When I was pregnant for the first time, I found I became far more concerned about what I shouldn’t eat as opposed to what I should be eating.
I had a well balanced diet, so was happy with the nutrients I was getting, and I took Pregnacare pregnancy supplement pre-conception and throughout pregnancy, so I was happy with my vitamin intake and getting the all-important folic acid. However, the list of things to avoid seemed like an absolute minefield.
After first of all thinking I had to give up pretty much everything I enjoyed, I then, after a bit of research reassured myself that not everything was a potential threat to an unborn baby. I differentiated between what could make me ill (it is easier to get food poisoning when you are pregnant and the effects are meant to be worse in pregnant women) and what was actually potentially harmful to an unborn baby. What follows is a list of things that come under the latter category.
Anything that can contain listeria bacteria can cause listeriosis. This infection in pregnant women can cause severe illness in a newborn and can even lead to miscarriage or stillbirth.
To avoid this bacteria don’t eat mould-ripened soft cheeses or soft blue-veined cheeses. This includes: brie, camembert, chèvre, Danish blue, gorgonzola and Roquefort. All types of pate are off the menu for the same reason.
Also heat ready-meals until piping hot as these can harbour listeria.
High levels of mercury can harm a developing baby’s nervous system. Therefore don’t eat shark, swordfish and marlin. Tuna consumption should be limited. However, anything up to four medium-size cans is fine (or two steaks). For the same reason you shouldn’t have more than two portions of oily fish a week (fresh tuna, mackerel, sardines and trout).
Toxoplasmosis, caused by a parasite, is fairly common and you may have already had it without even knowing it. However, if contracted when pregnant it can cause problems such as blindness and brain damage. The parasite can be found in undercooked or raw meat, so make sure meat is well cooked and, in the case of red meat, there is no pink showing. It can also be found in cured meat such as salami and Parma ham; and in unpasteurised goats' milk.
Also remember to wear gloves when gardening or changing a cat litter tray as soil and cat poo are another potential source of the parasite that can lead to toxomplasmosis.
Too much vitamin A can damage the development of cells in foetuses and lead to conditions like spina bifida. Aside from not having any supplements containing vitamin A, you should avoid eating things such as liver.
- Food Standards Agency - Peanuts during pregnancy, breastfeeding, and early childhood
The Government revised its advice regarding not eating peanuts during pregnancy in August 2009.
When I was pregnant with my first daughter I experienced an energy slump on my way back from work and devoured a Snickers bar in five seconds.
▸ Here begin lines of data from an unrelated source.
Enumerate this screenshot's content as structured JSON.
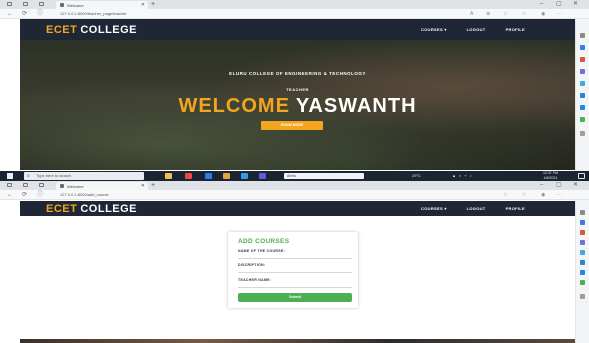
{
  "top": {
    "browser": {
      "tab_title": "Welcome",
      "url": "127.0.0.1:8000/teacher_page/teacher"
    },
    "navbar": {
      "brand_part1": "ECET",
      "brand_part2": "COLLEGE",
      "links": [
        "COURSES ▾",
        "LOGOUT",
        "PROFILE"
      ]
    },
    "hero": {
      "college_name": "ELURU COLLEGE OF ENGINEERING & TECHNOLOGY",
      "role": "TEACHER",
      "welcome_word": "WELCOME",
      "user_name": "YASWANTH",
      "button_label": "KNOW MORE"
    },
    "taskbar": {
      "search_placeholder": "Type here to search",
      "weather": "Alerts",
      "temperature": "29°C",
      "time": "12:37 PM",
      "date": "4/6/2024"
    }
  },
  "bottom": {
    "browser": {
      "tab_title": "Welcome",
      "url": "127.0.0.1:8000/add_course"
    },
    "navbar": {
      "brand_part1": "ECET",
      "brand_part2": "COLLEGE",
      "links": [
        "COURSES ▾",
        "LOGOUT",
        "PROFILE"
      ]
    },
    "form": {
      "title": "ADD COURSES",
      "labels": [
        "NAME OF THE COURSE:",
        "DISCRIPTION:",
        "TEACHER NAME:"
      ],
      "submit_label": "Submit"
    }
  },
  "colors": {
    "brand_orange": "#f3a51e",
    "navbar_bg": "#1f2737",
    "form_green": "#4caf50"
  }
}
I then realised with horror that peanuts were iffy at best and a complete no-no if there was a family history of allergies such as hay fever, asthma or eczema. No damage was done and now the advice to avoid them has been revised.
I talk about all things pregnancy, baby and child-related over on The Parent Social.